On the way to the square we came across Abdulaziz, who was standing by his car which was covered with heaps of white t-shirts with "I Love Egypt" stenciled on the front. He was selling them for 20 Egyptian pounds each, about $4, and business was so good he was afraid he hadn't brought enough with him. He had already sold 2,000 in 2 hours, and would run out pretty soon if people kept buying at the same rate.

"I have always been proud to be an Egyptian - but today is special," said Abdulaziz, who wore huge mirror shades and confided that he had lived for some time in Orlando Florida before returning to Egypt.

It was a celebration of being Egyptian in the square. There was a sea of flags - the army was even handing out flags to people as they came through the army checkpoints on the entry roads to the square. One group of people had formed an enormous conga line with a 200-yard long roll of material in the red, white and black colors of the Egyptian flag - they snaked back and forth through the crowd, making especially good pictures for anyone on a balcony looking down on the square. People with pots of red, white and black paint were doing brisk business painting peoples' faces with Egyptian flags. And the crowd kept chanting "Hold your head high, you are Egyptian" - the words they have been using all week since Mubarak left.

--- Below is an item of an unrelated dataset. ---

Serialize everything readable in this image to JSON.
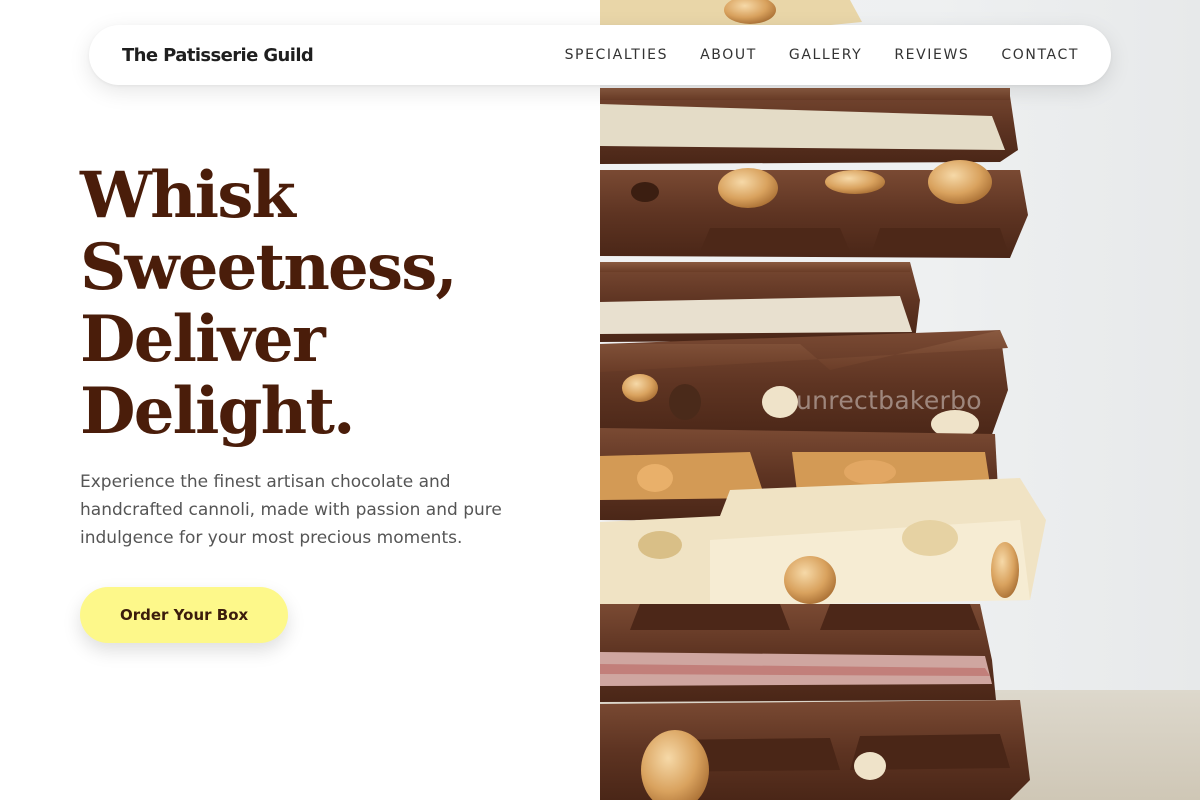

We waded into the crowds, headed for a stage with a camera that was broadcasting live from the square. After much pushing and shoving we made it to the stage - it was an amazing view, but it was almost impossible to hear what the producer and anchor in New York was saying into my earpiece because of the noise of the crowd. But I managed to start speaking at about the right time, and ended when the producer on the ground gave me a hand signal. Then it was back into the crowd. One man wanted to lift one of us up on his shoulders, others said the characteristic "Welcome to Egypt" that we have heard so often from strangers here.

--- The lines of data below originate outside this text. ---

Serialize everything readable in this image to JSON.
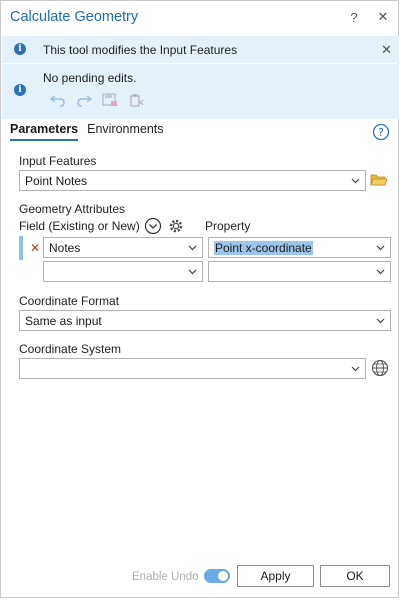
{
  "window": {
    "title": "Calculate Geometry",
    "help_label": "?",
    "close_label": "✕"
  },
  "banners": {
    "info_text": "This tool modifies the Input Features",
    "close_label": "✕",
    "edits_text": "No pending edits."
  },
  "tabs": [
    {
      "label": "Parameters",
      "active": true
    },
    {
      "label": "Environments",
      "active": false
    }
  ],
  "params": {
    "input_features_label": "Input Features",
    "input_features_value": "Point Notes",
    "geometry_attributes_label": "Geometry Attributes",
    "field_header": "Field (Existing or New)",
    "property_header": "Property",
    "rows": [
      {
        "field": "Notes",
        "property": "Point x-coordinate"
      },
      {
        "field": "",
        "property": ""
      }
    ],
    "coordinate_format_label": "Coordinate Format",
    "coordinate_format_value": "Same as input",
    "coordinate_system_label": "Coordinate System",
    "coordinate_system_value": ""
  },
  "footer": {
    "enable_undo_label": "Enable Undo",
    "enable_undo_on": true,
    "apply_label": "Apply",
    "ok_label": "OK"
  },
  "colors": {
    "accent": "#2c72b6",
    "title": "#1f6bb0",
    "banner_bg": "#e4f0fa",
    "selection": "#9cc6ee",
    "remove": "#c23434"
  }
}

In the midst of the square we bumped onto Hussein Hamdi, a 23-year-old web designer, who was only too happy to tell us what he and everyone felt about the recent events.

"I am happy, so happy. I cannot tell you how happy I am," he said. And then he turned and said - "You want to know what it means to be free?" and he put his hand up in the air, and began shouting "Hold your head high, you are Egyptian."

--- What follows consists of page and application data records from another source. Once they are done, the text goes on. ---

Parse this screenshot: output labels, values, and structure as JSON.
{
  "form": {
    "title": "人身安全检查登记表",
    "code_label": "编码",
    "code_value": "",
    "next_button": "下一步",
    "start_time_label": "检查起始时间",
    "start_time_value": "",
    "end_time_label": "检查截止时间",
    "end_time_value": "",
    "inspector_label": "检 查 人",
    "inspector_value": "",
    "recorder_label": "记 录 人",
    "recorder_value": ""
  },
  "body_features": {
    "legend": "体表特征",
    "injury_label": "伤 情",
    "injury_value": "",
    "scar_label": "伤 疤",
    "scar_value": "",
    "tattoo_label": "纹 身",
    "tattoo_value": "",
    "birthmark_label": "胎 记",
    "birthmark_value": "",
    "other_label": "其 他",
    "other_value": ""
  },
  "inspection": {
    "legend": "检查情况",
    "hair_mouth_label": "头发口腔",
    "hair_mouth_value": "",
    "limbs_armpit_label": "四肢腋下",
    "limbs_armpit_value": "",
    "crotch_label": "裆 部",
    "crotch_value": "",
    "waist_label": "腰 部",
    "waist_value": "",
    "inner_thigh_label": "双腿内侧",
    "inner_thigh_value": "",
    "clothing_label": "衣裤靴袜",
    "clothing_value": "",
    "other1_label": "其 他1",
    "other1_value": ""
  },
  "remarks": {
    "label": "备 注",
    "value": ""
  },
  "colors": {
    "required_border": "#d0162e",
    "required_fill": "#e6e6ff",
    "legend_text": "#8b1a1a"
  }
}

Soon we were surrounded by a small crowd of impassioned Egyptians, all chanting the same thing, all holding their heads really high ...